## TO DO
What you return should match the records below exactly.
......
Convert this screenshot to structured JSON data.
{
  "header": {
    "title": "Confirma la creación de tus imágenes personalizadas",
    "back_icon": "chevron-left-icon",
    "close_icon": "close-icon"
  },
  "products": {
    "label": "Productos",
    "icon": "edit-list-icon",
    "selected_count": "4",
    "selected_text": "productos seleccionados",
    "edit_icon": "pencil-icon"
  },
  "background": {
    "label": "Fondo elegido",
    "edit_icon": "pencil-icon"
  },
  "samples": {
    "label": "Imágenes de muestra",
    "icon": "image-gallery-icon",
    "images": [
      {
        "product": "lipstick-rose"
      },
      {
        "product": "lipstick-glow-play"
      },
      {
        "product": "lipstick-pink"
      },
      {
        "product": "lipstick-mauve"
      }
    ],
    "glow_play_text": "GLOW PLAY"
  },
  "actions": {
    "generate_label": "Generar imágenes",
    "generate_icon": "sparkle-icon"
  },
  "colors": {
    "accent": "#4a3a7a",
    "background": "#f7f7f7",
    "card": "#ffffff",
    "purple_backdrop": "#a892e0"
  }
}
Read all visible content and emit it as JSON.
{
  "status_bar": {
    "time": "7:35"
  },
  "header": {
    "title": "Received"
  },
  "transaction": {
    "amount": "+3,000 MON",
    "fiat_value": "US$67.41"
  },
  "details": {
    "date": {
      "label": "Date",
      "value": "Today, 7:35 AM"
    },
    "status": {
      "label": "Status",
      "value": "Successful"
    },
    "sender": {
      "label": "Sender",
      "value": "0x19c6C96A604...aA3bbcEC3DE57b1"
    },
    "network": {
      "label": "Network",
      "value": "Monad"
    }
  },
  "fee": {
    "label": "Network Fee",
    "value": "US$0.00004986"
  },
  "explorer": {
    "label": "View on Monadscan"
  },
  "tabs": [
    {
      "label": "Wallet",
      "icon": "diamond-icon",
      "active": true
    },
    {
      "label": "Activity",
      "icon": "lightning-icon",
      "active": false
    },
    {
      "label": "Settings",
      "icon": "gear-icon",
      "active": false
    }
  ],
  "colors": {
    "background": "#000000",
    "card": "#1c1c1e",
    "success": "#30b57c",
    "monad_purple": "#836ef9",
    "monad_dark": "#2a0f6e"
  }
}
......
## TASK RESULT
Convert this screenshot to structured JSON data.
{
  "header": {
    "title": "Confirma la creación de tus imágenes personalizadas",
    "back_icon": "chevron-left-icon",
    "close_icon": "close-icon"
  },
  "products": {
    "label": "Productos",
    "icon": "edit-list-icon",
    "selected_count": "4",
    "selected_text": "productos seleccionados",
    "edit_icon": "pencil-icon"
  },
  "background": {
    "label": "Fondo elegido",
    "edit_icon": "pencil-icon"
  },
  "samples": {
    "label": "Imágenes de muestra",
    "icon": "image-gallery-icon",
    "images": [
      {
        "product": "lipstick-rose"
      },
      {
        "product": "lipstick-glow-play"
      },
      {
        "product": "lipstick-pink"
      },
      {
        "product": "lipstick-mauve"
      }
    ],
    "glow_play_text": "GLOW PLAY"
  },
  "actions": {
    "generate_label": "Generar imágenes",
    "generate_icon": "sparkle-icon"
  },
  "colors": {
    "accent": "#4a3a7a",
    "background": "#f7f7f7",
    "card": "#ffffff",
    "purple_backdrop": "#a892e0"
  }
}
Read all visible content and emit it as JSON.
{
  "status_bar": {
    "time": "7:35"
  },
  "header": {
    "title": "Received"
  },
  "transaction": {
    "amount": "+3,000 MON",
    "fiat_value": "US$67.41"
  },
  "details": {
    "date": {
      "label": "Date",
      "value": "Today, 7:35 AM"
    },
    "status": {
      "label": "Status",
      "value": "Successful"
    },
    "sender": {
      "label": "Sender",
      "value": "0x19c6C96A604...aA3bbcEC3DE57b1"
    },
    "network": {
      "label": "Network",
      "value": "Monad"
    }
  },
  "fee": {
    "label": "Network Fee",
    "value": "US$0.00004986"
  },
  "explorer": {
    "label": "View on Monadscan"
  },
  "tabs": [
    {
      "label": "Wallet",
      "icon": "diamond-icon",
      "active": true
    },
    {
      "label": "Activity",
      "icon": "lightning-icon",
      "active": false
    },
    {
      "label": "Settings",
      "icon": "gear-icon",
      "active": false
    }
  ],
  "colors": {
    "background": "#000000",
    "card": "#1c1c1e",
    "success": "#30b57c",
    "monad_purple": "#836ef9",
    "monad_dark": "#2a0f6e"
  }
}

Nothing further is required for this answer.